Despite this, it does feel livelier than its figures suggest.
It is no rocketship away from the line, but has enough in reserve when overtaking (without needing too much of a run-up), provided you’re prepared to work the gears. In fact, with the roof down, it borders on being sporty when given the whip around a winding road.
Refinement: Noise, vibration and harshness are surprisingly good for a convertible.
In ‘coupé mode’, with the roof in place, it is very quiet and when lowered there are only low levels of buffeting and wind noise to contend with.
The 20-inch alloy wheels and low profile tyres inflict a degree of road noise into the cabin, but mostly only noticeable on coarse bitumen. On most surfaces, with the roof either up or down, normal levels of conversation aren’t an issue.
Ride and handling: Designed as a convertible from the outset, the Cascada has a taut chassis set up to combat torsional twisting, which also aids its ride and handling qualities.
In keeping with its cruisy nature, the Cascada’s pliable ride suppresses most bumps, despite the 20-inch alloy wheels and low profile tyres standard on the Launch Edition model.
When cornering, the ‘HiPer Strut’ front and Watts Link rear suspension keep things nicely in check. Overall, it corners predictably and flat with little in the way of scuttle shudder (that is common to most convertibles).
Braking: Given the weight of the Cascada, the brakes have a lot of work to do. Stopping power comes from 326mm ventilated front and 325mm solid rear discs.
We found no evidence of brake fade even after a good workout on back roads and the pedal has a solid, progressive feel.
ANCAP rating: The Cascada has yet to be tested by ANCAP.
Safety features: Headlining the list of safety features is the Active rollover protection system - a steel roll bar instantly pops up, protecting occupants if the sensors detect a rollover is imminent.
The Cascada also has auto headlamps, daytime running lamps (DRLs), reversing camera, electronic stability & traction control, brake fade assist, cornering brake control, 4 airbags (dual front, side), two rear seat ISOFIX anchor points, parking sensors front and rear and a speed limiter.
WARRANTY AND SERVICING
Warranty: The Holden Cascada comes with a three-year unlimited kilometre warranty.
Service costs: The Cascada is covered by Holden’s Lifetime Capped Price Service program.
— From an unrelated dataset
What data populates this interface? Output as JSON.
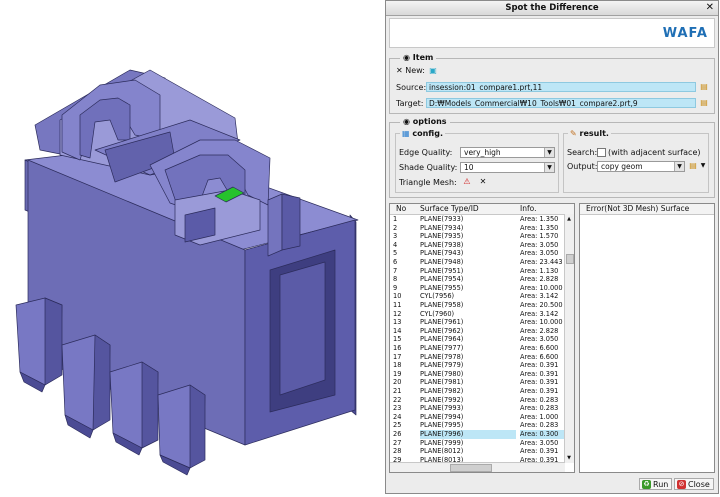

Service intervals are every 15,000 or nine months, whichever comes first. According to the Holden Service Calculator the 15/30/45/60,000km services are $229 with a jump of $60 for the 75 and 90,000km services.
HOW IT COMPARES | VALUE FOR MONEY:
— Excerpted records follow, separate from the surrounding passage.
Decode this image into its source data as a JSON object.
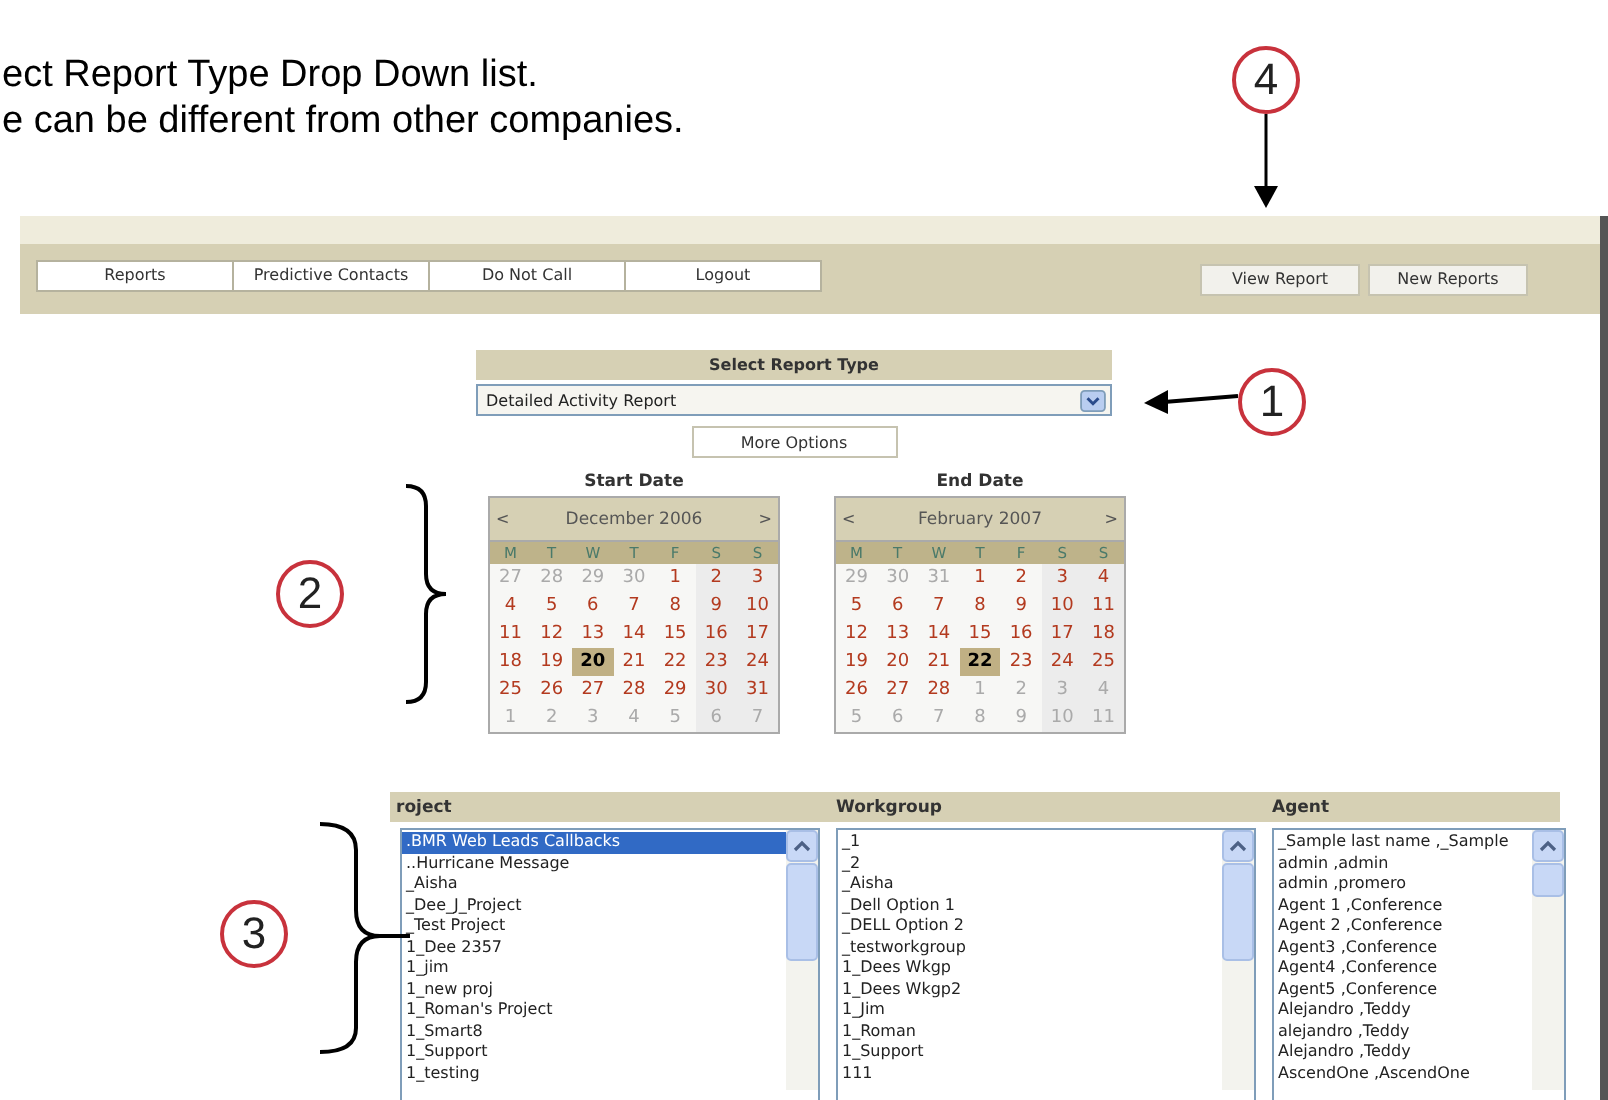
{
  "doc_text": [
    "ect Report Type Drop Down list.",
    "e can be different from other companies."
  ],
  "nav": {
    "tabs": [
      {
        "label": "Reports",
        "selected": false
      },
      {
        "label": "Predictive Contacts",
        "selected": false
      },
      {
        "label": "Do Not Call",
        "selected": false
      },
      {
        "label": "Logout",
        "selected": false
      }
    ],
    "buttons": [
      "View Report",
      "New Reports"
    ]
  },
  "report_type": {
    "label": "Select Report Type",
    "value": "Detailed Activity Report",
    "more_button": "More Options"
  },
  "calendars": [
    {
      "label": "Start Date",
      "prev": "<",
      "next": ">",
      "month": "December 2006",
      "weekdays": [
        "M",
        "T",
        "W",
        "T",
        "F",
        "S",
        "S"
      ],
      "weeks": [
        [
          {
            "d": "27",
            "muted": true,
            "selected": false
          },
          {
            "d": "28",
            "muted": true,
            "selected": false
          },
          {
            "d": "29",
            "muted": true,
            "selected": false
          },
          {
            "d": "30",
            "muted": true,
            "selected": false
          },
          {
            "d": "1",
            "muted": false,
            "selected": false
          },
          {
            "d": "2",
            "muted": false,
            "selected": false
          },
          {
            "d": "3",
            "muted": false,
            "selected": false
          }
        ],
        [
          {
            "d": "4",
            "muted": false,
            "selected": false
          },
          {
            "d": "5",
            "muted": false,
            "selected": false
          },
          {
            "d": "6",
            "muted": false,
            "selected": false
          },
          {
            "d": "7",
            "muted": false,
            "selected": false
          },
          {
            "d": "8",
            "muted": false,
            "selected": false
          },
          {
            "d": "9",
            "muted": false,
            "selected": false
          },
          {
            "d": "10",
            "muted": false,
            "selected": false
          }
        ],
        [
          {
            "d": "11",
            "muted": false,
            "selected": false
          },
          {
            "d": "12",
            "muted": false,
            "selected": false
          },
          {
            "d": "13",
            "muted": false,
            "selected": false
          },
          {
            "d": "14",
            "muted": false,
            "selected": false
          },
          {
            "d": "15",
            "muted": false,
            "selected": false
          },
          {
            "d": "16",
            "muted": false,
            "selected": false
          },
          {
            "d": "17",
            "muted": false,
            "selected": false
          }
        ],
        [
          {
            "d": "18",
            "muted": false,
            "selected": false
          },
          {
            "d": "19",
            "muted": false,
            "selected": false
          },
          {
            "d": "20",
            "muted": false,
            "selected": true
          },
          {
            "d": "21",
            "muted": false,
            "selected": false
          },
          {
            "d": "22",
            "muted": false,
            "selected": false
          },
          {
            "d": "23",
            "muted": false,
            "selected": false
          },
          {
            "d": "24",
            "muted": false,
            "selected": false
          }
        ],
        [
          {
            "d": "25",
            "muted": false,
            "selected": false
          },
          {
            "d": "26",
            "muted": false,
            "selected": false
          },
          {
            "d": "27",
            "muted": false,
            "selected": false
          },
          {
            "d": "28",
            "muted": false,
            "selected": false
          },
          {
            "d": "29",
            "muted": false,
            "selected": false
          },
          {
            "d": "30",
            "muted": false,
            "selected": false
          },
          {
            "d": "31",
            "muted": false,
            "selected": false
          }
        ],
        [
          {
            "d": "1",
            "muted": true,
            "selected": false
          },
          {
            "d": "2",
            "muted": true,
            "selected": false
          },
          {
            "d": "3",
            "muted": true,
            "selected": false
          },
          {
            "d": "4",
            "muted": true,
            "selected": false
          },
          {
            "d": "5",
            "muted": true,
            "selected": false
          },
          {
            "d": "6",
            "muted": true,
            "selected": false
          },
          {
            "d": "7",
            "muted": true,
            "selected": false
          }
        ]
      ]
    },
    {
      "label": "End Date",
      "prev": "<",
      "next": ">",
      "month": "February 2007",
      "weekdays": [
        "M",
        "T",
        "W",
        "T",
        "F",
        "S",
        "S"
      ],
      "weeks": [
        [
          {
            "d": "29",
            "muted": true,
            "selected": false
          },
          {
            "d": "30",
            "muted": true,
            "selected": false
          },
          {
            "d": "31",
            "muted": true,
            "selected": false
          },
          {
            "d": "1",
            "muted": false,
            "selected": false
          },
          {
            "d": "2",
            "muted": false,
            "selected": false
          },
          {
            "d": "3",
            "muted": false,
            "selected": false
          },
          {
            "d": "4",
            "muted": false,
            "selected": false
          }
        ],
        [
          {
            "d": "5",
            "muted": false,
            "selected": false
          },
          {
            "d": "6",
            "muted": false,
            "selected": false
          },
          {
            "d": "7",
            "muted": false,
            "selected": false
          },
          {
            "d": "8",
            "muted": false,
            "selected": false
          },
          {
            "d": "9",
            "muted": false,
            "selected": false
          },
          {
            "d": "10",
            "muted": false,
            "selected": false
          },
          {
            "d": "11",
            "muted": false,
            "selected": false
          }
        ],
        [
          {
            "d": "12",
            "muted": false,
            "selected": false
          },
          {
            "d": "13",
            "muted": false,
            "selected": false
          },
          {
            "d": "14",
            "muted": false,
            "selected": false
          },
          {
            "d": "15",
            "muted": false,
            "selected": false
          },
          {
            "d": "16",
            "muted": false,
            "selected": false
          },
          {
            "d": "17",
            "muted": false,
            "selected": false
          },
          {
            "d": "18",
            "muted": false,
            "selected": false
          }
        ],
        [
          {
            "d": "19",
            "muted": false,
            "selected": false
          },
          {
            "d": "20",
            "muted": false,
            "selected": false
          },
          {
            "d": "21",
            "muted": false,
            "selected": false
          },
          {
            "d": "22",
            "muted": false,
            "selected": true
          },
          {
            "d": "23",
            "muted": false,
            "selected": false
          },
          {
            "d": "24",
            "muted": false,
            "selected": false
          },
          {
            "d": "25",
            "muted": false,
            "selected": false
          }
        ],
        [
          {
            "d": "26",
            "muted": false,
            "selected": false
          },
          {
            "d": "27",
            "muted": false,
            "selected": false
          },
          {
            "d": "28",
            "muted": false,
            "selected": false
          },
          {
            "d": "1",
            "muted": true,
            "selected": false
          },
          {
            "d": "2",
            "muted": true,
            "selected": false
          },
          {
            "d": "3",
            "muted": true,
            "selected": false
          },
          {
            "d": "4",
            "muted": true,
            "selected": false
          }
        ],
        [
          {
            "d": "5",
            "muted": true,
            "selected": false
          },
          {
            "d": "6",
            "muted": true,
            "selected": false
          },
          {
            "d": "7",
            "muted": true,
            "selected": false
          },
          {
            "d": "8",
            "muted": true,
            "selected": false
          },
          {
            "d": "9",
            "muted": true,
            "selected": false
          },
          {
            "d": "10",
            "muted": true,
            "selected": false
          },
          {
            "d": "11",
            "muted": true,
            "selected": false
          }
        ]
      ]
    }
  ],
  "lists": [
    {
      "label": "roject",
      "items": [
        {
          "text": ".BMR Web Leads Callbacks",
          "selected": true
        },
        {
          "text": "..Hurricane Message",
          "selected": false
        },
        {
          "text": "_Aisha",
          "selected": false
        },
        {
          "text": "_Dee_J_Project",
          "selected": false
        },
        {
          "text": "_Test Project",
          "selected": false
        },
        {
          "text": "1_Dee 2357",
          "selected": false
        },
        {
          "text": "1_jim",
          "selected": false
        },
        {
          "text": "1_new proj",
          "selected": false
        },
        {
          "text": "1_Roman's Project",
          "selected": false
        },
        {
          "text": "1_Smart8",
          "selected": false
        },
        {
          "text": "1_Support",
          "selected": false
        },
        {
          "text": "1_testing",
          "selected": false
        }
      ]
    },
    {
      "label": "Workgroup",
      "items": [
        {
          "text": "_1",
          "selected": false
        },
        {
          "text": "_2",
          "selected": false
        },
        {
          "text": "_Aisha",
          "selected": false
        },
        {
          "text": "_Dell Option 1",
          "selected": false
        },
        {
          "text": "_DELL Option 2",
          "selected": false
        },
        {
          "text": "_testworkgroup",
          "selected": false
        },
        {
          "text": "1_Dees Wkgp",
          "selected": false
        },
        {
          "text": "1_Dees Wkgp2",
          "selected": false
        },
        {
          "text": "1_Jim",
          "selected": false
        },
        {
          "text": "1_Roman",
          "selected": false
        },
        {
          "text": "1_Support",
          "selected": false
        },
        {
          "text": "111",
          "selected": false
        }
      ]
    },
    {
      "label": "Agent",
      "items": [
        {
          "text": "_Sample last name ,_Sample",
          "selected": false
        },
        {
          "text": "admin ,admin",
          "selected": false
        },
        {
          "text": "admin ,promero",
          "selected": false
        },
        {
          "text": "Agent 1 ,Conference",
          "selected": false
        },
        {
          "text": "Agent 2 ,Conference",
          "selected": false
        },
        {
          "text": "Agent3 ,Conference",
          "selected": false
        },
        {
          "text": "Agent4 ,Conference",
          "selected": false
        },
        {
          "text": "Agent5 ,Conference",
          "selected": false
        },
        {
          "text": "Alejandro ,Teddy",
          "selected": false
        },
        {
          "text": "alejandro ,Teddy",
          "selected": false
        },
        {
          "text": "Alejandro ,Teddy",
          "selected": false
        },
        {
          "text": "AscendOne ,AscendOne",
          "selected": false
        }
      ]
    }
  ],
  "callouts": [
    "4",
    "1",
    "2",
    "3"
  ]
}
The first thing we can tell you is the Cascada is finding plenty of buyers in this small niche segment, outselling the Renault Megane Convertible, Mini Cabrio and VW Golf Cabriolet, even though it has only been on the market since May this year.
The Megane Dynamique Coupe Cabrio is quite good buying at $38,990, but its CVT transmission and relatively low engine power and torque outputs take the edge off its performance.
Also cheaper is the really appealing Volkswagen Golf Cabriolet 118TSI; there are some good deals at the moment with sub-$45k pricing, driveaway.
The more expensive $52,600 Audi A3 Ambition Cabriolet, in both diesel and petrol, is a lively proposition and a sporty and classy drive.
Note: All prices are Manufacturers’ List Price and do not include dealer-delivery and on-road costs.
TMR VERDICT | OVERALL
With the Cascada, Holden has given us a glimpse of what we can expect from its post-2017 future with a largely European-sourced product portfolio headed this way.
For budget-conscious convertible buyers, we can recommend the Cascada, especially in its Launch Edition form. Holden, (or should we say Opel), has produced a fashionable cruiser that looks good with the top up or down, and which is quite an enjoyable drive.
It's luxurious, loaded with features, and, at a sub-$45k price, won’t break the bank.
If you want svelte coupé styling with the drop-top option at a flick of a switch, the Cascada is certainly worth your consideration. It is more resolved and quite a bit better than we expected.